Until one has experienced severe pain caused by injury or illness, no one should judge a person for taking strong painkillers. Often, symptoms of a condition such as neuropathy or the effects of a major accident are so intense they interfere with a person’s ability to perform normal, daily functions and only a painkiller will help.
Without such drugs, an individual would be rendered incapable of doing the most ordinary things, and this could result in an altered personality. This affects everyone. A pill like Percocet is the painkiller of choice among numerous doctors trying to help patients cope with pain.
What is Percocet?
When you combine over-the-counter acetaminophen with oxycodone, the result is an effective opioid or narcotic drug only available legally with a prescription and prescribed cautiously by responsible doctors. Percocet is one brand name; there are several, all of them providing the same result: relief from serious pain. Taken as prescribed, these are highly effective and safe.
Who Should Not Take Percocet?
It is extremely important that a patient not assume his doctor will be aware of his entire medical history, especially anything that has gone unreported or is buried deep in a long history of medical treatment. Your doctor does not remember every medication he has prescribed and is capable of missing something like a past history of respiratory problems.
If you have been suffering with gastric complaints but not told your doctor, now is the time to let him know. Individuals with asthma and other breathing issues will probably not be prescribed this drug. Those suffering from gastrointestinal issues should reveal these before taking Percocet or any other narcotic because medication can cause symptoms to become more severe according to pharmacists.
Side Effects of Taking Percocet
Even if you don’t suffer from illnesses related to the stomach or lungs, it is possible to experience distressing side effects while taking any prescription medication. The question is always whether the side effects are more distressing or dangerous than the condition which led you to take the drug.
Breathing problems, dizziness, nausea, and itchiness are common complaints. Never take more medication to deal with these side effects before talking to a pharmacist first. Find out if antihistamines taken to stop itching or relieve a rash might interact with Percocet. There might be a safer approach.
Patients sometimes lose their appetite, their interest in activities they once loved, or even stop feeling anything at all for a period of time. Drugs like these frequently interfere with moods. Extreme emotions, however, such as panic or deep depression should be addressed quickly.
Addiction to Percocet and other Narcotics
Painkiller addiction has become the “middle class” addiction of the early 21st century. While stereotypes often suggest that substances are commonly abused by this or that class, the reality is that if you can’t afford a prescription for painkillers, it’s much harder to become addicted.
Moreover, prescriptions are some people’s first introduction to narcotic use; an introduction that might never have happened to someone with a stable home life and emotional state if it hadn’t been for a car accident or surgical procedure.
There are men and women in all areas of society who would never have considered taking drugs; they had too much common sense to experiment with heroin, LSD, crack cocaine, or meth.
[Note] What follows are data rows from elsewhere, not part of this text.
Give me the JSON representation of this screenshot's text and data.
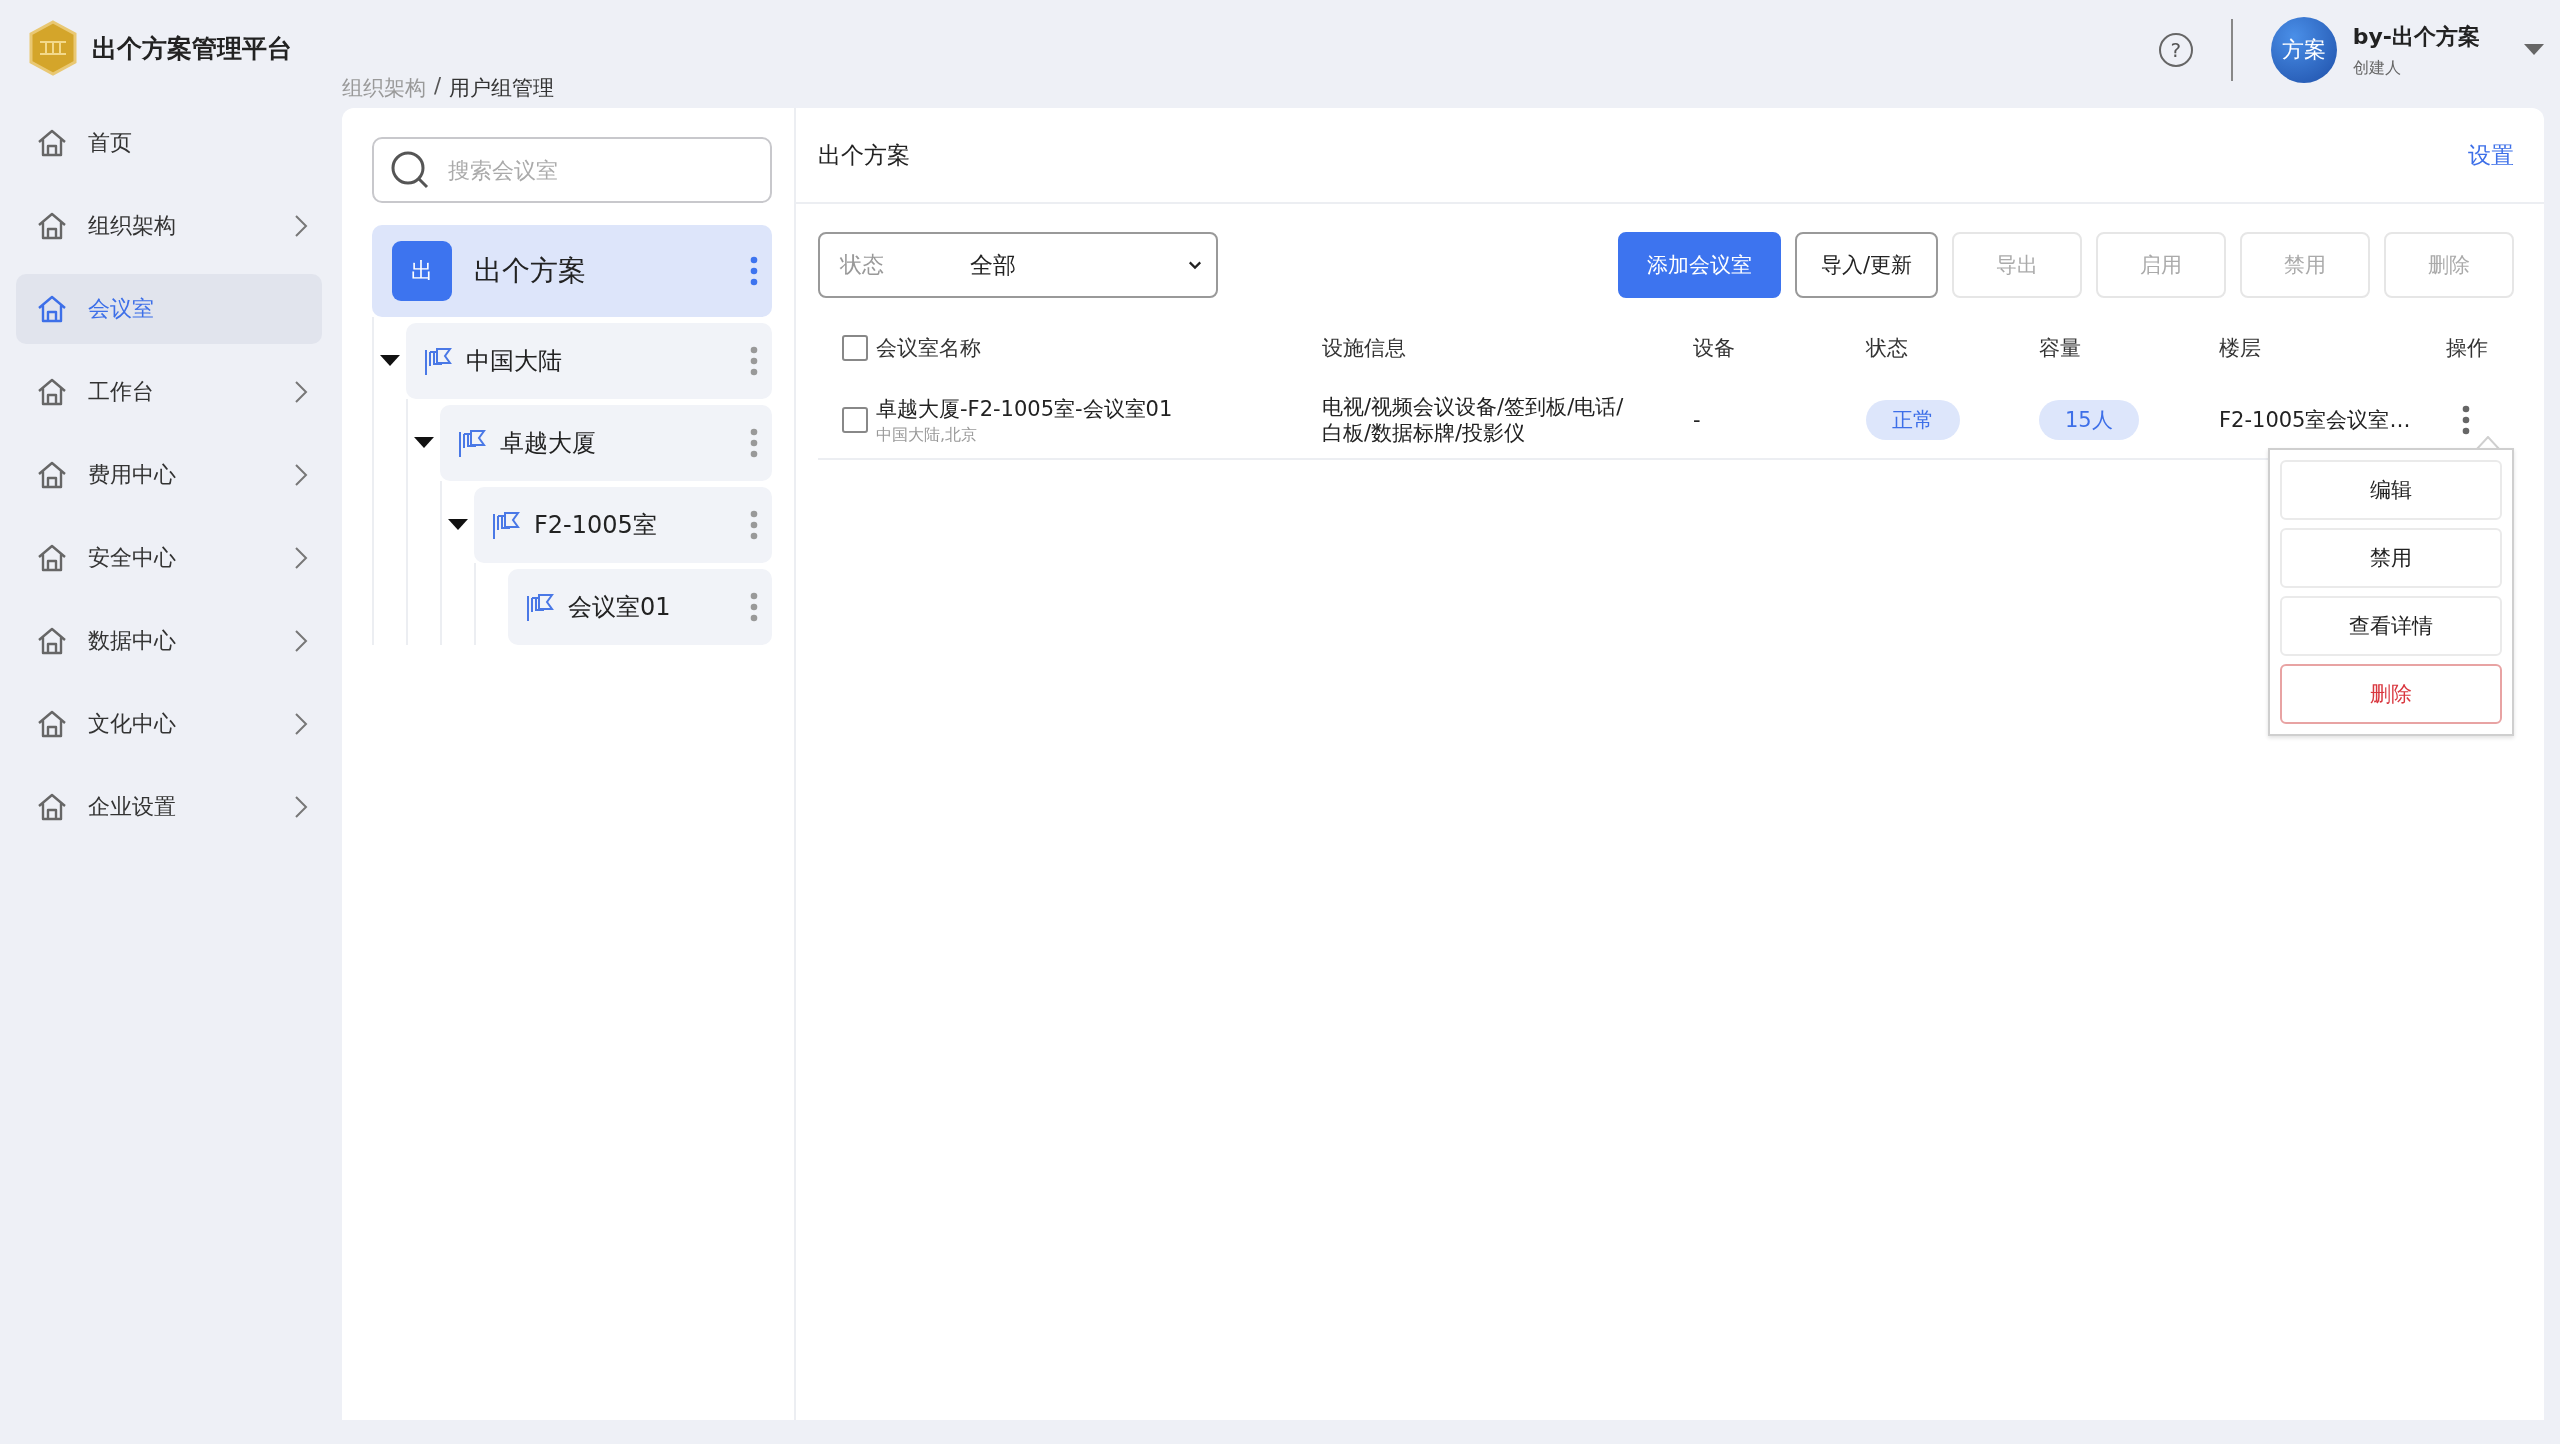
{
  "app": {
    "title": "出个方案管理平台"
  },
  "sidebar": {
    "items": [
      {
        "label": "首页",
        "selected": false,
        "has_submenu": false
      },
      {
        "label": "组织架构",
        "selected": false,
        "has_submenu": true
      },
      {
        "label": "会议室",
        "selected": true,
        "has_submenu": false
      },
      {
        "label": "工作台",
        "selected": false,
        "has_submenu": true
      },
      {
        "label": "费用中心",
        "selected": false,
        "has_submenu": true
      },
      {
        "label": "安全中心",
        "selected": false,
        "has_submenu": true
      },
      {
        "label": "数据中心",
        "selected": false,
        "has_submenu": true
      },
      {
        "label": "文化中心",
        "selected": false,
        "has_submenu": true
      },
      {
        "label": "企业设置",
        "selected": false,
        "has_submenu": true
      }
    ]
  },
  "breadcrumb": {
    "separator": "/",
    "items": [
      "组织架构",
      "用户组管理"
    ]
  },
  "header": {
    "help": "?",
    "user": {
      "avatar": "方案",
      "name": "by-出个方案",
      "role": "创建人"
    }
  },
  "tree": {
    "search": {
      "placeholder": "搜索会议室"
    },
    "root": {
      "badge": "出",
      "label": "出个方案",
      "selected": true,
      "children": [
        {
          "label": "中国大陆",
          "selected": false,
          "expanded": true,
          "children": [
            {
              "label": "卓越大厦",
              "selected": false,
              "expanded": true,
              "children": [
                {
                  "label": "F2-1005室",
                  "selected": false,
                  "expanded": true,
                  "children": [
                    {
                      "label": "会议室01",
                      "selected": false
                    }
                  ]
                }
              ]
            }
          ]
        }
      ]
    }
  },
  "panel": {
    "title": "出个方案",
    "settings_link": "设置",
    "filter": {
      "label": "状态",
      "value": "全部"
    },
    "buttons": [
      {
        "label": "添加会议室",
        "kind": "primary",
        "disabled": false
      },
      {
        "label": "导入/更新",
        "kind": "outline",
        "disabled": false
      },
      {
        "label": "导出",
        "kind": "outline",
        "disabled": true
      },
      {
        "label": "启用",
        "kind": "outline",
        "disabled": true
      },
      {
        "label": "禁用",
        "kind": "outline",
        "disabled": true
      },
      {
        "label": "删除",
        "kind": "outline",
        "disabled": true
      }
    ],
    "table": {
      "select_all": {
        "checked": false
      },
      "columns": [
        "会议室名称",
        "设施信息",
        "设备",
        "状态",
        "容量",
        "楼层",
        "操作"
      ],
      "rows": [
        {
          "checked": false,
          "name": "卓越大厦-F2-1005室-会议室01",
          "location": "中国大陆,北京",
          "facilities": "电视/视频会议设备/签到板/电话/白板/数据标牌/投影仪",
          "device": "-",
          "status": "正常",
          "capacity": "15人",
          "floor": "F2-1005室会议室…",
          "menu_open": true
        }
      ]
    },
    "row_menu": {
      "items": [
        {
          "label": "编辑",
          "kind": "default"
        },
        {
          "label": "禁用",
          "kind": "default"
        },
        {
          "label": "查看详情",
          "kind": "default"
        },
        {
          "label": "删除",
          "kind": "danger"
        }
      ]
    }
  }
}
These individuals approached opiates with extreme caution. Later on, in spite of their common sense and good judgment, they developed reliance on these pills to fight pain.
The human body is a miraculous and complex organism. It produces the chemicals needed to fight moderate pain, balance moods, digest food, and perform many other functions, but all in moderation. When extreme situations arise, however, a little bit of help goes a long way.
Unfortunately, taking narcotics for too long or at too-high a dose will cause the body to rely on this external source of painkilling medication as it ceases to produce its own pain-fighting drugs. Restoring normal order takes time, during which a person will experience withdrawal.
Withdrawal is a sign that one can no longer cope with pain naturally. Reducing the dose of a painkiller slowly is strongly advised rather than quitting out-right, all at once. A slow weaning process can prevent the worst sort of withdrawal experience so that one’s body can learn to produce the necessary chemicals and, if necessary, a patient has the opportunity to learn new methods of coping with extraordinary discomfort or pain such as undergoing massage therapy, learning to pray through pain, hydrotherapy, alternative herbs, or physiotherapy.
When a person is unable to withdraw successfully or has started buying Percocet from illegal sources, intervention and rehabilitation might be needed. Medical detox is sometimes needed during which time a doctor supervises cleansing and potentially prescribes other medications to cope with agitation, headaches, and nausea.
After a period of time, in- or out-patient counseling is a good idea and should be tailored to the individual’s needs. Substance abuse triggered by a purely physical incident will probably respond well to out-patient services while someone with mental illness might require an in-depth residential approach.